▶ _Your objective_
I need every line of the material below that includes the string "size".
++++ Data shown ++++
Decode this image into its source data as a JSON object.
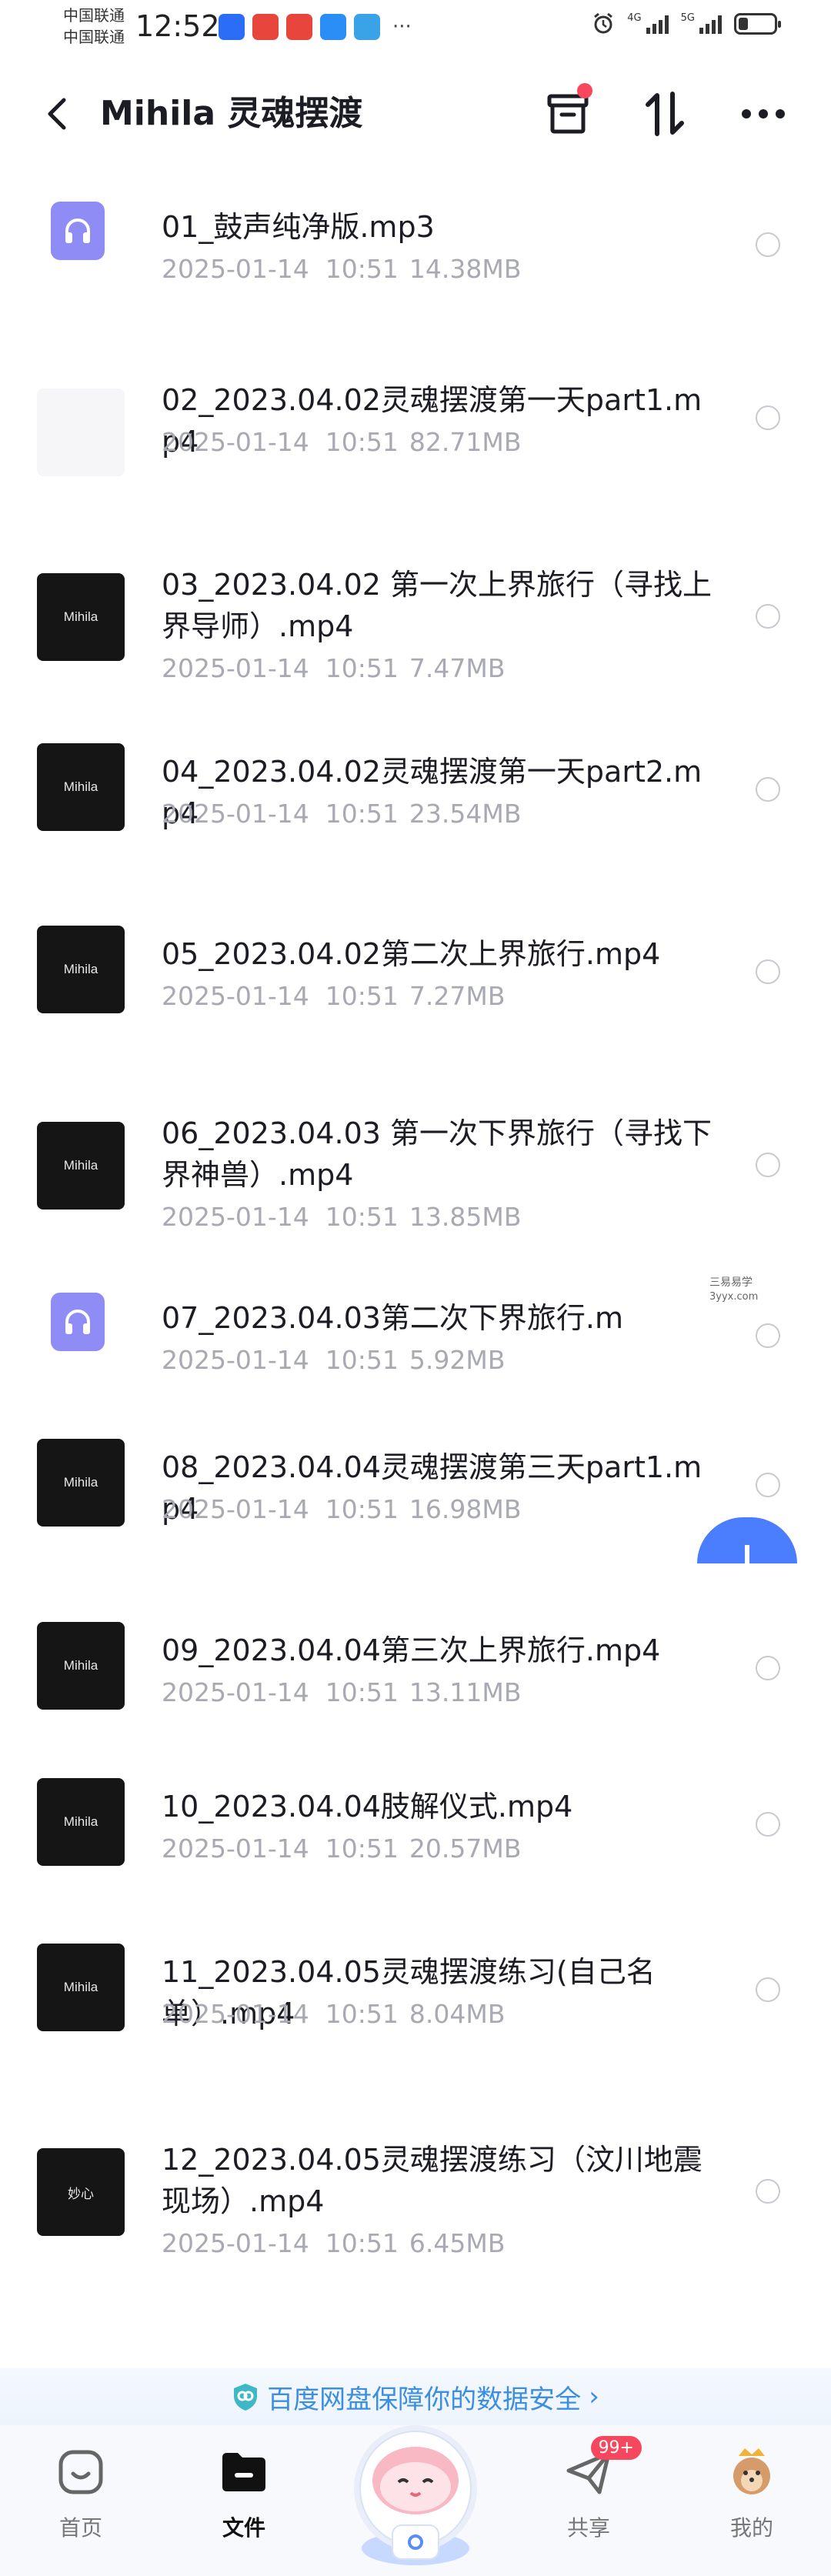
{
  "status_bar": {
    "carrier_1": "中国联通",
    "carrier_2": "中国联通",
    "time": "12:52",
    "net_1": "4G",
    "net_2": "5G",
    "more": "···"
  },
  "header": {
    "title": "Mihila 灵魂摆渡",
    "icons": [
      "back-icon",
      "archive-icon",
      "sort-icon",
      "more-icon"
    ]
  },
  "files": [
    {
      "name": "01_鼓声纯净版.mp3",
      "date": "2025-01-14  10:51",
      "size": "14.38MB",
      "type": "audio"
    },
    {
      "name": "02_2023.04.02灵魂摆渡第一天part1.mp4",
      "date": "2025-01-14  10:51",
      "size": "82.71MB",
      "type": "blank"
    },
    {
      "name": "03_2023.04.02 第一次上界旅行（寻找上界导师）.mp4",
      "date": "2025-01-14  10:51",
      "size": "7.47MB",
      "type": "video",
      "thumb_text": "Mihila"
    },
    {
      "name": "04_2023.04.02灵魂摆渡第一天part2.mp4",
      "date": "2025-01-14  10:51",
      "size": "23.54MB",
      "type": "video",
      "thumb_text": "Mihila"
    },
    {
      "name": "05_2023.04.02第二次上界旅行.mp4",
      "date": "2025-01-14  10:51",
      "size": "7.27MB",
      "type": "video",
      "thumb_text": "Mihila"
    },
    {
      "name": "06_2023.04.03 第一次下界旅行（寻找下界神兽）.mp4",
      "date": "2025-01-14  10:51",
      "size": "13.85MB",
      "type": "video",
      "thumb_text": "Mihila"
    },
    {
      "name": "07_2023.04.03第二次下界旅行.m",
      "date": "2025-01-14  10:51",
      "size": "5.92MB",
      "type": "audio"
    },
    {
      "name": "08_2023.04.04灵魂摆渡第三天part1.mp4",
      "date": "2025-01-14  10:51",
      "size": "16.98MB",
      "type": "video",
      "thumb_text": "Mihila"
    },
    {
      "name": "09_2023.04.04第三次上界旅行.mp4",
      "date": "2025-01-14  10:51",
      "size": "13.11MB",
      "type": "video",
      "thumb_text": "Mihila"
    },
    {
      "name": "10_2023.04.04肢解仪式.mp4",
      "date": "2025-01-14  10:51",
      "size": "20.57MB",
      "type": "video",
      "thumb_text": "Mihila"
    },
    {
      "name": "11_2023.04.05灵魂摆渡练习(自己名单）.mp4",
      "date": "2025-01-14  10:51",
      "size": "8.04MB",
      "type": "video",
      "thumb_text": "Mihila"
    },
    {
      "name": "12_2023.04.05灵魂摆渡练习（汶川地震现场）.mp4",
      "date": "2025-01-14  10:51",
      "size": "6.45MB",
      "type": "video",
      "thumb_text": "妙心"
    }
  ],
  "watermark": {
    "line1": "三易易学",
    "line2": "3yyx.com"
  },
  "safety_banner": {
    "text": "百度网盘保障你的数据安全",
    "chevron": "›"
  },
  "bottom_nav": {
    "items": [
      {
        "label": "首页",
        "icon": "home-icon"
      },
      {
        "label": "文件",
        "icon": "folder-icon",
        "active": true
      },
      {
        "label": "共享",
        "icon": "share-icon",
        "badge": "99+"
      },
      {
        "label": "我的",
        "icon": "profile-icon"
      }
    ]
  },
  "colors": {
    "accent": "#4b7dff",
    "audio_thumb": "#8f8cf5",
    "badge": "#f5475d",
    "meta_text": "#a9a9b3"
  }
}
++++
▶ _Exercise solution_
      "size": "14.38MB",
      "size": "82.71MB",
      "size": "7.47MB",
      "size": "23.54MB",
      "size": "7.27MB",
      "size": "13.85MB",
      "size": "5.92MB",
      "size": "16.98MB",
      "size": "13.11MB",
      "size": "20.57MB",
      "size": "8.04MB",
      "size": "6.45MB",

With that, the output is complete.